Leidy’s story is undoubtedly the most powerful and compelling. Deeb discussed one of the most impacting moments of the documentary, where Leidy confesses to her mother and grandmother that her time in prison was not the fault of a man, or others, but because of her involvement in a gang.
“It really organically happened,” Deeb said. “It was toward the end of one of the trips where we were there. After she had tasted some redemption and transformation, she voluntarily made the decision to tell her mother and grandmother, because she felt it was a necessary step for forgiveness, redemption, and reformation for her life.”

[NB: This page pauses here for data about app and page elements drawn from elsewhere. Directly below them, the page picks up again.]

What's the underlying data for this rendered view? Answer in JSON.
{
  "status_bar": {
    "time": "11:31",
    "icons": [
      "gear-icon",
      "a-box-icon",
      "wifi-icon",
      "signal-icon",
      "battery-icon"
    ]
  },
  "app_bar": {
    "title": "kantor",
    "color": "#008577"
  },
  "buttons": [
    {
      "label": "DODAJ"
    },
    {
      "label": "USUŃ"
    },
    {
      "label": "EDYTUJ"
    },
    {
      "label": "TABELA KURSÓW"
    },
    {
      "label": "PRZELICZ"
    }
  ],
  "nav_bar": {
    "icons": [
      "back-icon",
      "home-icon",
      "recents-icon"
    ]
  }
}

The film is beautifully weaved with moments such as these. Despite the heavy subject matter, the inspiration of the break dancers giving their heart and soul to their craft, the beauty of the strong bond of community that is formed from their commitment to the dance and each other, and the redemption and restoration of Leidy and her sons bring an uplift that counterbalances the shadow of violence and death.
As you walk through the lives of the three subjects, and watch the Poker Crew compete in dancing contests, you are strongly invested in not only seeing good come of their present hopes and dreams, but for their future lives.
BBoy for Life premieres Friday, April 11 in El Paso, and on Thursday April 17 in San Antonio, and Bronx, NY. You can find out more about the film, and request information on screenings in your city through the BBoy for Life website.